Dataset rows for apps and sites
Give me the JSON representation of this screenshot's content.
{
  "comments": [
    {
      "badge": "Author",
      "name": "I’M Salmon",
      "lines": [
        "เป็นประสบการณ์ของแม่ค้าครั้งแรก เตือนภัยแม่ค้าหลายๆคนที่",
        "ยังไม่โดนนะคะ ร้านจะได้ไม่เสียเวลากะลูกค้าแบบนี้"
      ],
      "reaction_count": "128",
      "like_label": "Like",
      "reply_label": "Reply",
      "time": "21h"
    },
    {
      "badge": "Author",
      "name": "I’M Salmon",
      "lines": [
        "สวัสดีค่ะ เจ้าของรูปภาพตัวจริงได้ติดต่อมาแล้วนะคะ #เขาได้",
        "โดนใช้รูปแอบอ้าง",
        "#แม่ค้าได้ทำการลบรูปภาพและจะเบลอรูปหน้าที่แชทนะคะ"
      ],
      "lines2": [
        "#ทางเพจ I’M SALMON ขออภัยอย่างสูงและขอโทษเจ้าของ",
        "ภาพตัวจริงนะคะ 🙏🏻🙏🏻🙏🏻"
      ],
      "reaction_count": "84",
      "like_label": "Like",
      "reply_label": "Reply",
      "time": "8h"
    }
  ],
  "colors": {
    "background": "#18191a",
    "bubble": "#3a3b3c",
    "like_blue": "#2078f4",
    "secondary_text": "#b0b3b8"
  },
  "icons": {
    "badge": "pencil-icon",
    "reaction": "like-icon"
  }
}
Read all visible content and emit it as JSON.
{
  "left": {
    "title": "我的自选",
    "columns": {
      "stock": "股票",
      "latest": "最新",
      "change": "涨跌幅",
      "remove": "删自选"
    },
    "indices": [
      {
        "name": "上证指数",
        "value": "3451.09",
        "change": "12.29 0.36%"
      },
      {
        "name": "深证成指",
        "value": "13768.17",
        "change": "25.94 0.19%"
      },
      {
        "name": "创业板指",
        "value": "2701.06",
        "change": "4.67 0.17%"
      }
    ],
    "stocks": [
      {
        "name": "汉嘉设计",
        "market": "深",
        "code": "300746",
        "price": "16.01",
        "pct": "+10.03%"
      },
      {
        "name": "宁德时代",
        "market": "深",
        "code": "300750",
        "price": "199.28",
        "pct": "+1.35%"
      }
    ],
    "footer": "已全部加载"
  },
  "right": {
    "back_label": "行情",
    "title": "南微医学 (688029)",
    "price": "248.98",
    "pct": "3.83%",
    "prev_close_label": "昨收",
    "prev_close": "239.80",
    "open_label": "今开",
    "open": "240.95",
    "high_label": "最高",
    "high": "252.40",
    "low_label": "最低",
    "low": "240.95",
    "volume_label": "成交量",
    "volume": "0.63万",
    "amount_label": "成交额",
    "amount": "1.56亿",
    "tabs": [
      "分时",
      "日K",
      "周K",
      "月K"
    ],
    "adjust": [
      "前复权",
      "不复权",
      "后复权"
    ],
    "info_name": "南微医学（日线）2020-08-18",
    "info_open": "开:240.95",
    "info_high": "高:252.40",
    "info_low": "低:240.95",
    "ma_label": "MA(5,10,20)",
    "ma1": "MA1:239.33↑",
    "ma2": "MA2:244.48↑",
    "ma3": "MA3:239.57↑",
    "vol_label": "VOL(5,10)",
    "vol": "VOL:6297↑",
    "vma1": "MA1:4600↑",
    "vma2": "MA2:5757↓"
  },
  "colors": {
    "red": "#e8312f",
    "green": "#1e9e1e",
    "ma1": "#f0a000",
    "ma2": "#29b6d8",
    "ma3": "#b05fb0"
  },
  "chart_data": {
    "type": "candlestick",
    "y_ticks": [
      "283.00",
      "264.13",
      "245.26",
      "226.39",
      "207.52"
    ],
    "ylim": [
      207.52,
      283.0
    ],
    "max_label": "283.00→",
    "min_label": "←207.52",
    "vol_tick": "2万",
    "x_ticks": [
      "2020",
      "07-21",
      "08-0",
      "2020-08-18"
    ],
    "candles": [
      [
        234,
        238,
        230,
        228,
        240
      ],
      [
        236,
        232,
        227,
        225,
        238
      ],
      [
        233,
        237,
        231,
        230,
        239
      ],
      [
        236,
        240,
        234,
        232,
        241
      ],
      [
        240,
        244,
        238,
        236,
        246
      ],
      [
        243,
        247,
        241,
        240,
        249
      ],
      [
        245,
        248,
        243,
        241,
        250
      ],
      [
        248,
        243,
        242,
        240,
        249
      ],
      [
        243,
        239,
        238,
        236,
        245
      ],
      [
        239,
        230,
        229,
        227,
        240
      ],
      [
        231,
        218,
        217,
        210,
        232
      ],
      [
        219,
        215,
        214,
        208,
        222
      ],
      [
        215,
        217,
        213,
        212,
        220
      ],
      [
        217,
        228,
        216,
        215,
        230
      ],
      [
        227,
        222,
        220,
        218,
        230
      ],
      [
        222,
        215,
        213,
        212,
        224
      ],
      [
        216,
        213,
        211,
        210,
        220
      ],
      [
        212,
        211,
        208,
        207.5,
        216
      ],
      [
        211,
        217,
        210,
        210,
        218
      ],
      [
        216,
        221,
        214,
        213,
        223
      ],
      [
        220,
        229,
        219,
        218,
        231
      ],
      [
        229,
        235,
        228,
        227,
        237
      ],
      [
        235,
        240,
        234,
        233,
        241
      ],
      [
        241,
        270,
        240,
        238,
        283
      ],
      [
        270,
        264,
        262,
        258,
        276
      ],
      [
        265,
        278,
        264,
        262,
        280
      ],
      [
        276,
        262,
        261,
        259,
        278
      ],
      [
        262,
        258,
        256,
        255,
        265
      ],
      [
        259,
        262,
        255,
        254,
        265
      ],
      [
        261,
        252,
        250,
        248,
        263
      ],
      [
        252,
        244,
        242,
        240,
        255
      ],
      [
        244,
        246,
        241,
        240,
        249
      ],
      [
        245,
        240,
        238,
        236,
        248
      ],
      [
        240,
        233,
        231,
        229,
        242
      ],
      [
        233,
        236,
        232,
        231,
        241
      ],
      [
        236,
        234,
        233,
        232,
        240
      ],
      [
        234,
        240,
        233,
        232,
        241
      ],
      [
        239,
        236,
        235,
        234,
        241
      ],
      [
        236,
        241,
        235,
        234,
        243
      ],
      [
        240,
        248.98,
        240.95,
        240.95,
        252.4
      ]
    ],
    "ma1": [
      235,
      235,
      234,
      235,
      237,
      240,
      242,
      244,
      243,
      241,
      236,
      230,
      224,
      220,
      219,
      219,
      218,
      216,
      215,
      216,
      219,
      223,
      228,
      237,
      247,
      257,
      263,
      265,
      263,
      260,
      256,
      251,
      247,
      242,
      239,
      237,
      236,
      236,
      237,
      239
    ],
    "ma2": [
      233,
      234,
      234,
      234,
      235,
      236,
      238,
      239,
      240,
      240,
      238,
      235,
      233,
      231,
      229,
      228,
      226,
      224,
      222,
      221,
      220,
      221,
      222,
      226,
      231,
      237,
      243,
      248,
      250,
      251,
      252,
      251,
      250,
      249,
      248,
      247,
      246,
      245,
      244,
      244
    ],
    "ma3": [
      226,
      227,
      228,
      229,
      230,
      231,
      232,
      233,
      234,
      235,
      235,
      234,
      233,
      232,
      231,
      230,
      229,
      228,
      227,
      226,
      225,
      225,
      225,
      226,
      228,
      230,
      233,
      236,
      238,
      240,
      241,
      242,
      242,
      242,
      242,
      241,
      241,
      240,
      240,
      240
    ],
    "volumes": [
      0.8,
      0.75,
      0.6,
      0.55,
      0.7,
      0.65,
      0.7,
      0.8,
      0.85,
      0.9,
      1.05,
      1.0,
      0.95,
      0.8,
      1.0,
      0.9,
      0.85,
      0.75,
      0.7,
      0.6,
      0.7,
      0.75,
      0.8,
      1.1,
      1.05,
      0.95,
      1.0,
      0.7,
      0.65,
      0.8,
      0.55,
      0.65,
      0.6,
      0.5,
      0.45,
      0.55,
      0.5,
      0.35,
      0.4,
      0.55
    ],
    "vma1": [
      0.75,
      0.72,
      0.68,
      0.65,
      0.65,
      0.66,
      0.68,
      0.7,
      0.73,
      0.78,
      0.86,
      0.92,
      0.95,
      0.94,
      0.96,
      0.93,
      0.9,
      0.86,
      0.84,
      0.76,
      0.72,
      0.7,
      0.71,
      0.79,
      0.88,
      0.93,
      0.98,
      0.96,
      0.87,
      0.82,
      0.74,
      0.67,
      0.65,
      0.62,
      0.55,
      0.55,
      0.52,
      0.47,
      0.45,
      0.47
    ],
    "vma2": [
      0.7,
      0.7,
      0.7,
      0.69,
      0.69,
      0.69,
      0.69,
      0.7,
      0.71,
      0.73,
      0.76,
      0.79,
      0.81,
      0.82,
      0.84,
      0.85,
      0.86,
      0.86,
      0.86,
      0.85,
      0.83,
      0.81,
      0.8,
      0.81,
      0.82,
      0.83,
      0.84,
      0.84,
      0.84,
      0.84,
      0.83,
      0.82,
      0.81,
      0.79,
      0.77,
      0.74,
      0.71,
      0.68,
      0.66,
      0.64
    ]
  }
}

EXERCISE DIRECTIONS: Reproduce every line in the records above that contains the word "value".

EXERCISE ANSWER:
        "value": "3451.09",
        "value": "13768.17",
        "value": "2701.06",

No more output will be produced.